Exercise details:
All of the data should be reproduced word for word, though its pictures must be omitted.

Supplied records:
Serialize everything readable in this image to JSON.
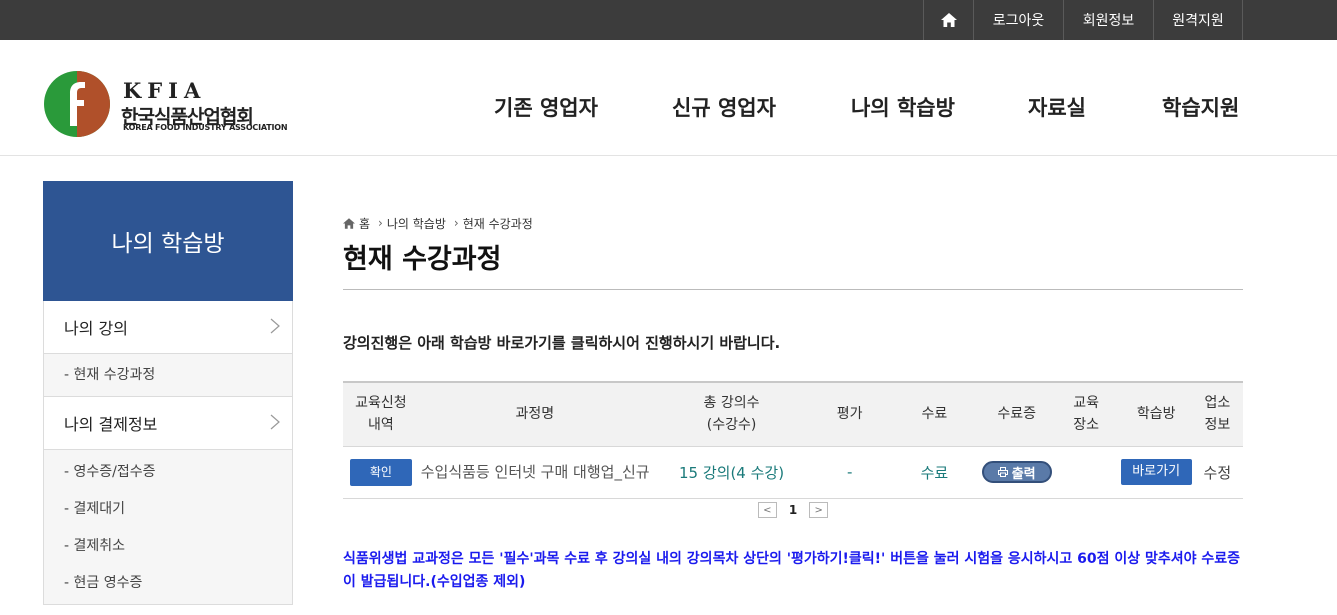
{
  "topbar": {
    "home_icon": "home-icon",
    "logout": "로그아웃",
    "member_info": "회원정보",
    "remote_support": "원격지원"
  },
  "logo": {
    "abbr": "KFIA",
    "name_ko": "한국식품산업협회",
    "name_en": "KOREA FOOD INDUSTRY ASSOCIATION",
    "colors": {
      "green": "#2a9a3a",
      "brown": "#b0502a"
    }
  },
  "gnb": [
    "기존 영업자",
    "신규 영업자",
    "나의 학습방",
    "자료실",
    "학습지원"
  ],
  "sidebar": {
    "title": "나의 학습방",
    "menu1": {
      "label": "나의 강의",
      "subs": [
        "현재 수강과정"
      ]
    },
    "menu2": {
      "label": "나의 결제정보",
      "subs": [
        "영수증/접수증",
        "결제대기",
        "결제취소",
        "현금 영수증"
      ]
    }
  },
  "breadcrumb": {
    "home": "홈",
    "level1": "나의 학습방",
    "level2": "현재 수강과정"
  },
  "page_title": "현재 수강과정",
  "notice": "강의진행은 아래 학습방 바로가기를 클릭하시어 진행하시기 바랍니다.",
  "table": {
    "headers": {
      "apply_line1": "교육신청",
      "apply_line2": "내역",
      "course": "과정명",
      "lectures_line1": "총 강의수",
      "lectures_line2": "(수강수)",
      "eval": "평가",
      "complete": "수료",
      "cert": "수료증",
      "place_line1": "교육",
      "place_line2": "장소",
      "room": "학습방",
      "biz_line1": "업소",
      "biz_line2": "정보"
    },
    "row": {
      "confirm": "확인",
      "course": "수입식품등 인터넷 구매 대행업_신규",
      "lectures": "15 강의(4 수강)",
      "eval": "-",
      "complete": "수료",
      "cert": "출력",
      "place": "",
      "room": "바로가기",
      "biz": "수정"
    }
  },
  "pager": {
    "prev": "<",
    "current": "1",
    "next": ">"
  },
  "footer_notice": "식품위생법 교과정은 모든 '필수'과목 수료 후 강의실 내의 강의목차 상단의 '평가하기!클릭!' 버튼을 눌러 시험을 응시하시고 60점 이상 맞추셔야 수료증이 발급됩니다.(수입업종 제외)"
}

Exercise output:
Serialize everything readable in this image to JSON.
{
  "topbar": {
    "home_icon": "home-icon",
    "logout": "로그아웃",
    "member_info": "회원정보",
    "remote_support": "원격지원"
  },
  "logo": {
    "abbr": "KFIA",
    "name_ko": "한국식품산업협회",
    "name_en": "KOREA FOOD INDUSTRY ASSOCIATION",
    "colors": {
      "green": "#2a9a3a",
      "brown": "#b0502a"
    }
  },
  "gnb": [
    "기존 영업자",
    "신규 영업자",
    "나의 학습방",
    "자료실",
    "학습지원"
  ],
  "sidebar": {
    "title": "나의 학습방",
    "menu1": {
      "label": "나의 강의",
      "subs": [
        "현재 수강과정"
      ]
    },
    "menu2": {
      "label": "나의 결제정보",
      "subs": [
        "영수증/접수증",
        "결제대기",
        "결제취소",
        "현금 영수증"
      ]
    }
  },
  "breadcrumb": {
    "home": "홈",
    "level1": "나의 학습방",
    "level2": "현재 수강과정"
  },
  "page_title": "현재 수강과정",
  "notice": "강의진행은 아래 학습방 바로가기를 클릭하시어 진행하시기 바랍니다.",
  "table": {
    "headers": {
      "apply_line1": "교육신청",
      "apply_line2": "내역",
      "course": "과정명",
      "lectures_line1": "총 강의수",
      "lectures_line2": "(수강수)",
      "eval": "평가",
      "complete": "수료",
      "cert": "수료증",
      "place_line1": "교육",
      "place_line2": "장소",
      "room": "학습방",
      "biz_line1": "업소",
      "biz_line2": "정보"
    },
    "row": {
      "confirm": "확인",
      "course": "수입식품등 인터넷 구매 대행업_신규",
      "lectures": "15 강의(4 수강)",
      "eval": "-",
      "complete": "수료",
      "cert": "출력",
      "place": "",
      "room": "바로가기",
      "biz": "수정"
    }
  },
  "pager": {
    "prev": "<",
    "current": "1",
    "next": ">"
  },
  "footer_notice": "식품위생법 교과정은 모든 '필수'과목 수료 후 강의실 내의 강의목차 상단의 '평가하기!클릭!' 버튼을 눌러 시험을 응시하시고 60점 이상 맞추셔야 수료증이 발급됩니다.(수입업종 제외)"
}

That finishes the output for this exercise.